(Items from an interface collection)
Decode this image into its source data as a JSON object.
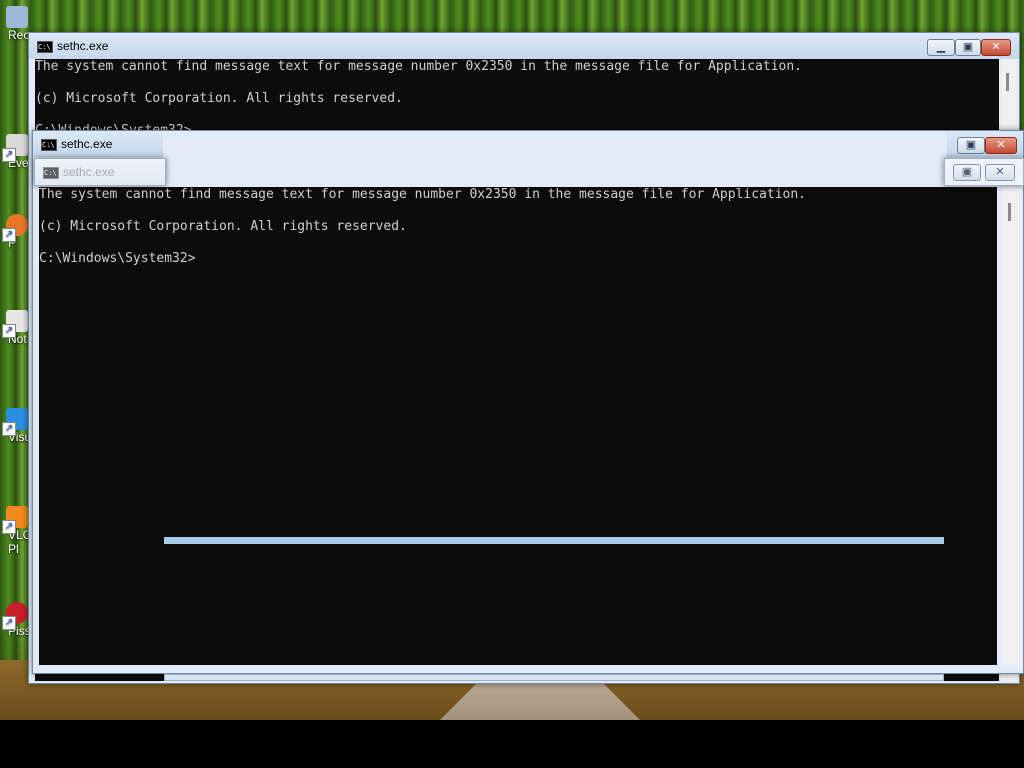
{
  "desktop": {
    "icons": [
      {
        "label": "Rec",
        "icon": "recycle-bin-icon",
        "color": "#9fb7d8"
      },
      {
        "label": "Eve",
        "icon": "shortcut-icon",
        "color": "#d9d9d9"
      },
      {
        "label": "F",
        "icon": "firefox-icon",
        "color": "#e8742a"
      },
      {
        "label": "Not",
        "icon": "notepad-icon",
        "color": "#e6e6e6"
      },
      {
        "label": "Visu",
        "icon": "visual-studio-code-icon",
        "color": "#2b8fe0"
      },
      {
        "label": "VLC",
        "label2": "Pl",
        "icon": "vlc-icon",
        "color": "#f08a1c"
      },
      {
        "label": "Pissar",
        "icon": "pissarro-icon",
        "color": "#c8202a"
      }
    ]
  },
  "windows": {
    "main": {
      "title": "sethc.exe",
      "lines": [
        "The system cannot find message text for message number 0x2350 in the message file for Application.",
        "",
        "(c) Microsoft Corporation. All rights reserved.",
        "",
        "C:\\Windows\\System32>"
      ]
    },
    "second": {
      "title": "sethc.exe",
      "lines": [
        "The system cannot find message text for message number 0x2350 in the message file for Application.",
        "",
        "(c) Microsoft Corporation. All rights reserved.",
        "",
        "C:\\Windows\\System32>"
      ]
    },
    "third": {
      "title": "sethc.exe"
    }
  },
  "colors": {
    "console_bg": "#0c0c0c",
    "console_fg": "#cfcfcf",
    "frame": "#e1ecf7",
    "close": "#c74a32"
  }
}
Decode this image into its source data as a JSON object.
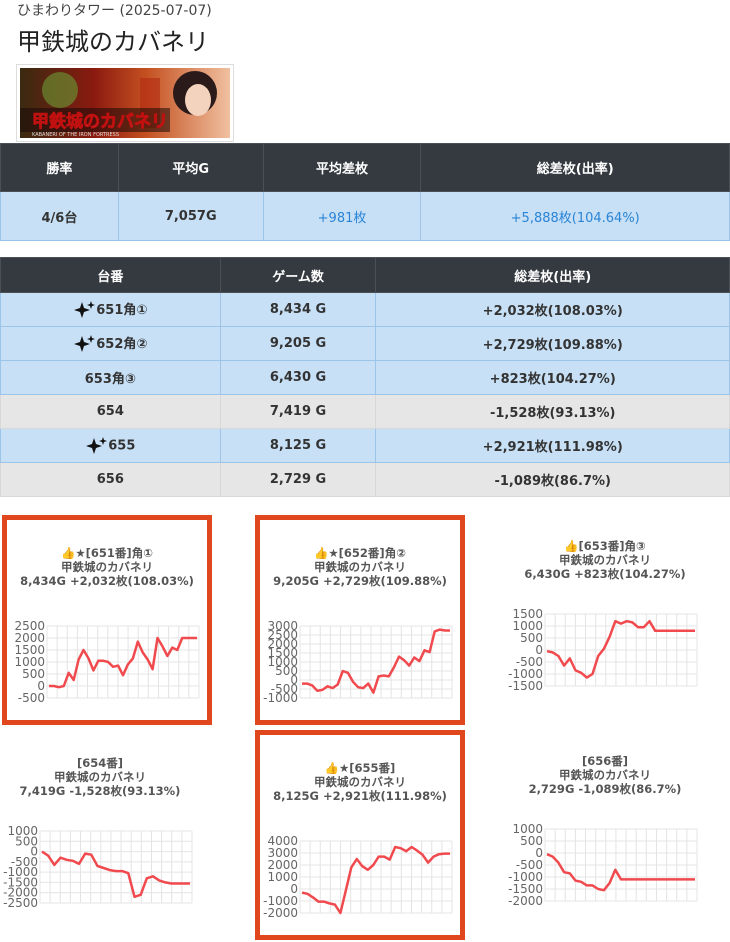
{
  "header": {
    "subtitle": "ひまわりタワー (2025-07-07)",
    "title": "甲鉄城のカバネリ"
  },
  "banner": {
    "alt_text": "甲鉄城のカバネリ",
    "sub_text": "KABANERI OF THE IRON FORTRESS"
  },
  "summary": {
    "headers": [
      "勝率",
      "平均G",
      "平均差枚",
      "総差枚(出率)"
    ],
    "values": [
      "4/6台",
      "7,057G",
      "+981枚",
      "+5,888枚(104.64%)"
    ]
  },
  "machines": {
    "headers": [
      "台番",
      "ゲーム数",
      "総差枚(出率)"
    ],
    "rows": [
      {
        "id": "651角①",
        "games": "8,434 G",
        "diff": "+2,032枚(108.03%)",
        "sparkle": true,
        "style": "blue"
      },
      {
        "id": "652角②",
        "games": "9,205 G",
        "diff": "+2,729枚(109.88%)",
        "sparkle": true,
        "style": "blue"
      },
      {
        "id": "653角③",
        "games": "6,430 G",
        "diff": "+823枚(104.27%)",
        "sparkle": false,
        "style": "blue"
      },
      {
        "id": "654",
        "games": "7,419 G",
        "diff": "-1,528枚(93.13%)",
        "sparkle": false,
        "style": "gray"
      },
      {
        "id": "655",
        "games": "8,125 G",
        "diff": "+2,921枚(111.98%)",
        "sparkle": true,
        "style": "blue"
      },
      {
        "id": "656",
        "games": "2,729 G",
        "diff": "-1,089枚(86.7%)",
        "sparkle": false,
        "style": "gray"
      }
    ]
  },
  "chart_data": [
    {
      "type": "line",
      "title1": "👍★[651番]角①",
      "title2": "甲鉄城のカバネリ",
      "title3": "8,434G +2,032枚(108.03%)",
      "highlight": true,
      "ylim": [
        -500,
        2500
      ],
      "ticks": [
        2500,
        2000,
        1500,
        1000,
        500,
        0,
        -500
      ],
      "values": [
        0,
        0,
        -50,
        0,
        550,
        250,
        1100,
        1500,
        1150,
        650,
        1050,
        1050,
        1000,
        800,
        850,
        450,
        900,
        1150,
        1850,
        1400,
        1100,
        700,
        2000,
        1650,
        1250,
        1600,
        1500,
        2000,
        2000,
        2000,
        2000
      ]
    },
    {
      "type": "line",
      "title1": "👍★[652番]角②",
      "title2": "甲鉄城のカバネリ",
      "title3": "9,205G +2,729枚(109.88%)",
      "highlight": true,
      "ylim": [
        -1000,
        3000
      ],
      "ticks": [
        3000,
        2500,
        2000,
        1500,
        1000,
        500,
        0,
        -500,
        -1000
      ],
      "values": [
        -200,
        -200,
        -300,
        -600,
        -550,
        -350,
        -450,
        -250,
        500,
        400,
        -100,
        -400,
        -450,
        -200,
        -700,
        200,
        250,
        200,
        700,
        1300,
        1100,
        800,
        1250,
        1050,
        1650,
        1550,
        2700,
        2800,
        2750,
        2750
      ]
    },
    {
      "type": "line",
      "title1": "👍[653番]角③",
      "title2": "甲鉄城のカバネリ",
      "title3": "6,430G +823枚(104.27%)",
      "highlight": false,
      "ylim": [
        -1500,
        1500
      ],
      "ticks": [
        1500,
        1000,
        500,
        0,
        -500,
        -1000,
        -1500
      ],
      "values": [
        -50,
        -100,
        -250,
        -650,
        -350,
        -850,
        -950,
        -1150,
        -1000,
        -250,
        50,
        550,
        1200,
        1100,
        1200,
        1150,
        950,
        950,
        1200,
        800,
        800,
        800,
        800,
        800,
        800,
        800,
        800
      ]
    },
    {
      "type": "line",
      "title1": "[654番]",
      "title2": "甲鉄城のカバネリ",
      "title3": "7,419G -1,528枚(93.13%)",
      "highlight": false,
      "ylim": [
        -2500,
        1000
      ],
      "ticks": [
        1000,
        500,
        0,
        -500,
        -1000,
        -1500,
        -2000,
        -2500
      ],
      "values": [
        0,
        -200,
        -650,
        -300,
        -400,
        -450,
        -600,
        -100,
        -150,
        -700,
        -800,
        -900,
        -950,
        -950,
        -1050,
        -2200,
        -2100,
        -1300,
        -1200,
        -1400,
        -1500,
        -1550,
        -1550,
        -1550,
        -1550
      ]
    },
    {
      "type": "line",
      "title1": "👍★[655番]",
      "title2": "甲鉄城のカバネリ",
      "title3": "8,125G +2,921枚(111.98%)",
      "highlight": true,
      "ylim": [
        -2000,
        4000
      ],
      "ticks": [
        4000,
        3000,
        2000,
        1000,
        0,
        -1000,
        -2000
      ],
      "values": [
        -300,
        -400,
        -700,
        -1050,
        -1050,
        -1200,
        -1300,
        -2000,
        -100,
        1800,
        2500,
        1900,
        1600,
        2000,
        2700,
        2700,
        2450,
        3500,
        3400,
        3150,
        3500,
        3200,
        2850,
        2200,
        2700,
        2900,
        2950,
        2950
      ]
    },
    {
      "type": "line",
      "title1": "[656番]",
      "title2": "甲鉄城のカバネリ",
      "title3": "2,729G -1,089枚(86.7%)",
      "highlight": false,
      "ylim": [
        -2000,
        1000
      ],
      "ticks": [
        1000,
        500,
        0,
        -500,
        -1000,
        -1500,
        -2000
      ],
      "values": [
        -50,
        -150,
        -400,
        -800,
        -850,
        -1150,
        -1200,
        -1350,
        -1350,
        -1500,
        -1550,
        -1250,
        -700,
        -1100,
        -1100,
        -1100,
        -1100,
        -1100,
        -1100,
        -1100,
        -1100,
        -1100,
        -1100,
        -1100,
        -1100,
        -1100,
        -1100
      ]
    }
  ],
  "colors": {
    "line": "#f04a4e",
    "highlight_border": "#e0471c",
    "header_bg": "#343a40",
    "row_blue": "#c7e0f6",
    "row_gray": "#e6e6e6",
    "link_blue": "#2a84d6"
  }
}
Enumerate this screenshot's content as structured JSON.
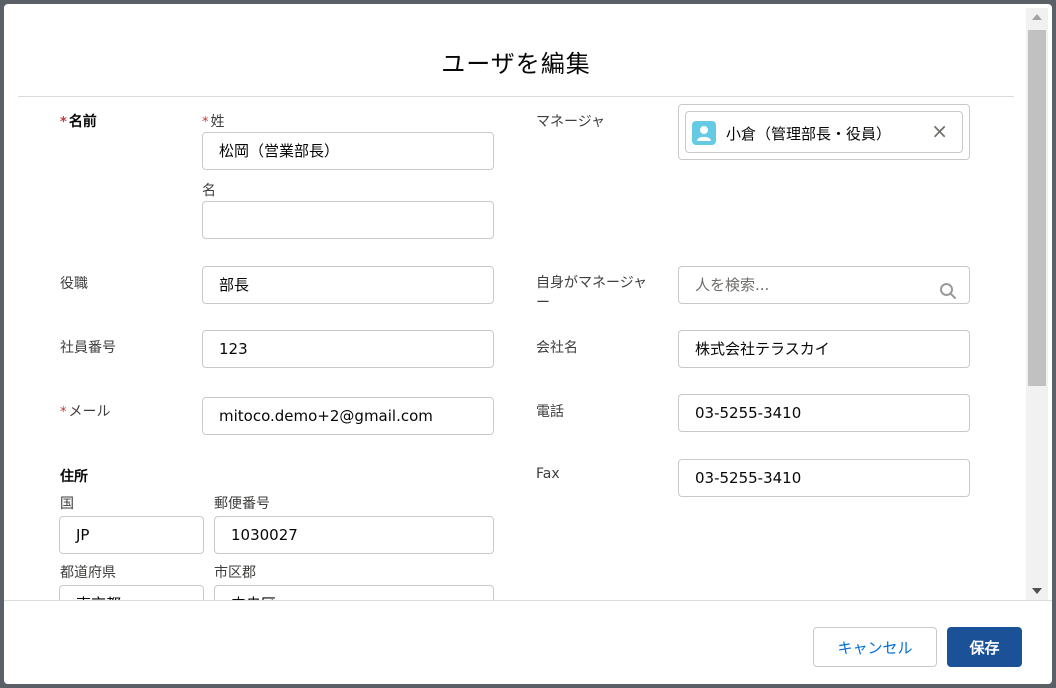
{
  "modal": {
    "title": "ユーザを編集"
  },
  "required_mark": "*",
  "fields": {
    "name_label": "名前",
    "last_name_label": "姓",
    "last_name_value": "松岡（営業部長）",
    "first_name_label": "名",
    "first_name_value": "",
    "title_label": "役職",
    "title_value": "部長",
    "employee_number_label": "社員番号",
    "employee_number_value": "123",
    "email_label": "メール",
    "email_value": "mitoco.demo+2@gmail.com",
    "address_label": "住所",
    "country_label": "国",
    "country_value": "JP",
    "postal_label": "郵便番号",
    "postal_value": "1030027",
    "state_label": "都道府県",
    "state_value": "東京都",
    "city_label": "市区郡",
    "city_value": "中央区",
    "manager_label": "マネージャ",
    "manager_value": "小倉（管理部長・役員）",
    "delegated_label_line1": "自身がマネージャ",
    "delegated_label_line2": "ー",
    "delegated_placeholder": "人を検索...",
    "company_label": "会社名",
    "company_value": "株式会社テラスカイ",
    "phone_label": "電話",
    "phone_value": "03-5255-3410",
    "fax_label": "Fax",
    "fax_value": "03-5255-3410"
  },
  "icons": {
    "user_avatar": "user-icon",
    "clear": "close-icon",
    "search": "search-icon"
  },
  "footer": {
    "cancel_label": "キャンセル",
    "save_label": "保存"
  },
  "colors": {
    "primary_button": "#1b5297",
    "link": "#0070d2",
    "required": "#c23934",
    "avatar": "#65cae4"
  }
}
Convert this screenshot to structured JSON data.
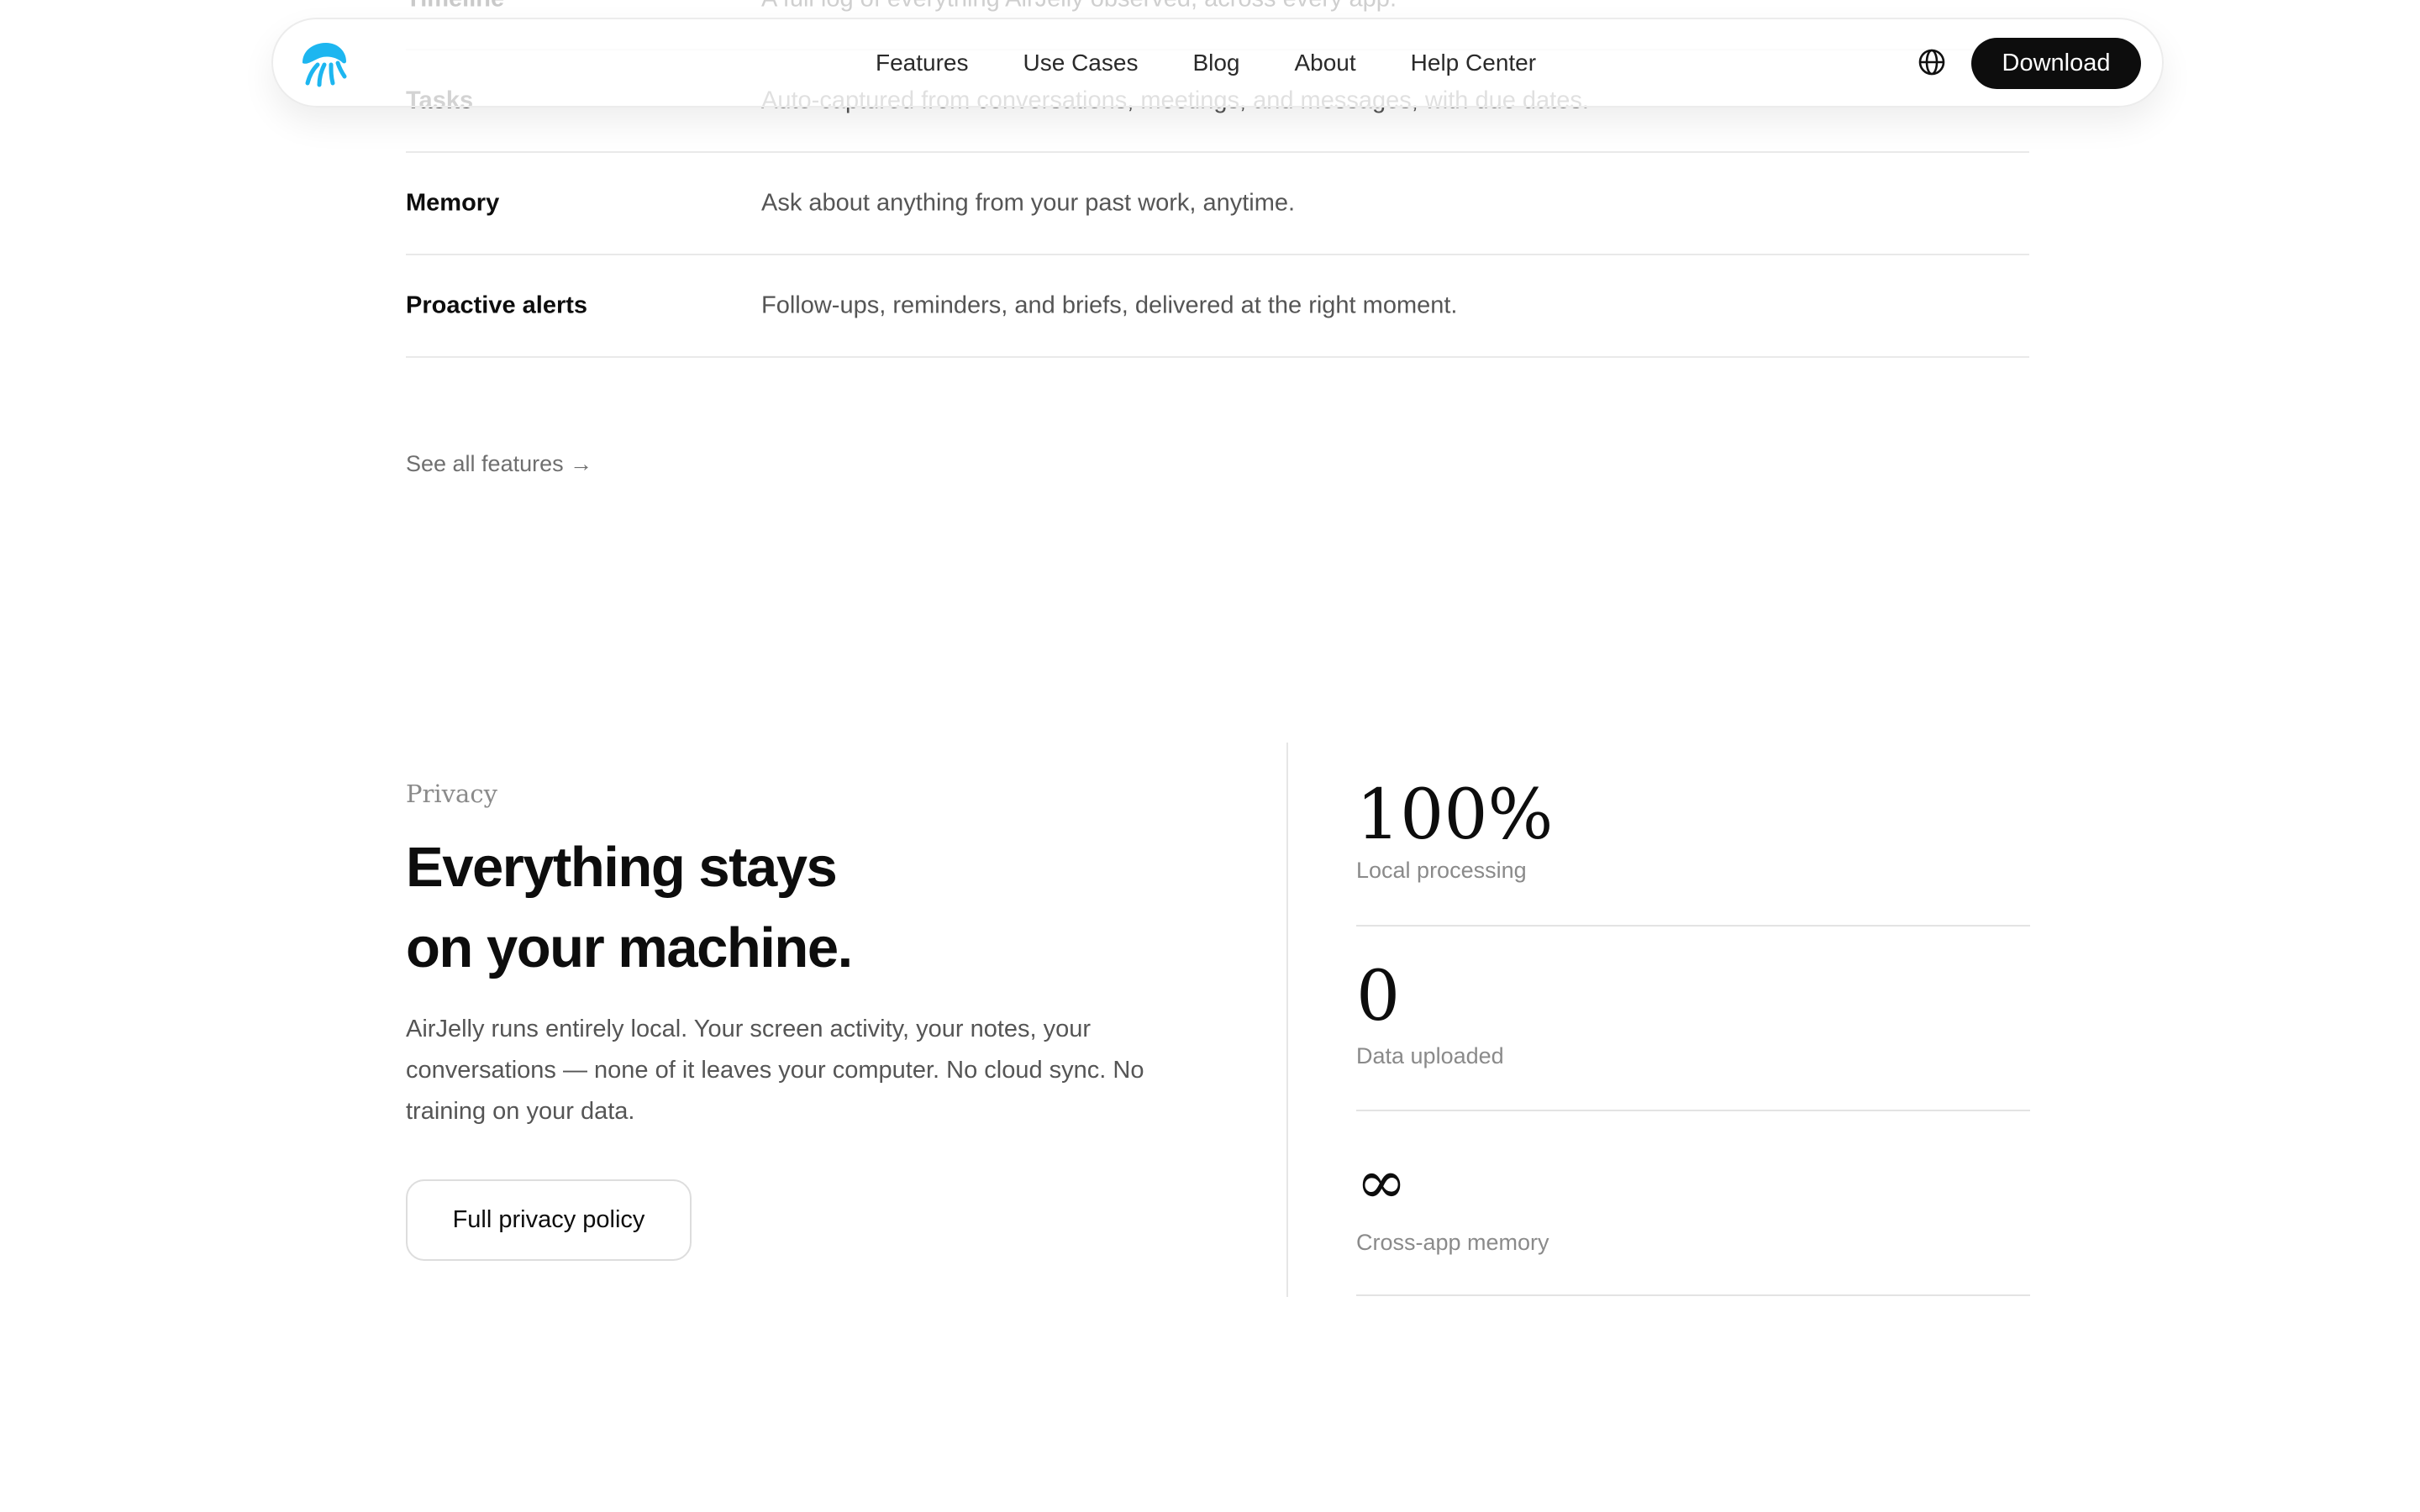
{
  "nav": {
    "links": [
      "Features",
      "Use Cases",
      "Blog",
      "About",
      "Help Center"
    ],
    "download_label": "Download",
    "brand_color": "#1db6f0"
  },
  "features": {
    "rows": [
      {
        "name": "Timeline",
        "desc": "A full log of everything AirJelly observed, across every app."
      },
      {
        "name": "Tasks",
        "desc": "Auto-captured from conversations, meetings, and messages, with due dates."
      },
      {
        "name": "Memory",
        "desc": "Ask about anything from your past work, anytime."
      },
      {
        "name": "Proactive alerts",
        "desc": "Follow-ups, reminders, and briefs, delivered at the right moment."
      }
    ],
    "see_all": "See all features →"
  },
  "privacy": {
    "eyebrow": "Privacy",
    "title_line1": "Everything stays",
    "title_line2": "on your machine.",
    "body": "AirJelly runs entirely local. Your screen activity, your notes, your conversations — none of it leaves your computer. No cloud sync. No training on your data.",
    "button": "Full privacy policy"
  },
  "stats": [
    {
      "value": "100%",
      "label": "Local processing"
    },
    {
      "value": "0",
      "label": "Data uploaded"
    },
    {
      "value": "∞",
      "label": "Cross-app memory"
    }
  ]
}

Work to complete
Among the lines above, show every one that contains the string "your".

Exercise result
        "desc": "Ask about anything from your past work, anytime."
    "title_line2": "on your machine.",
    "body": "AirJelly runs entirely local. Your screen activity, your notes, your conversations — none of it leaves your computer. No cloud sync. No training on your data.",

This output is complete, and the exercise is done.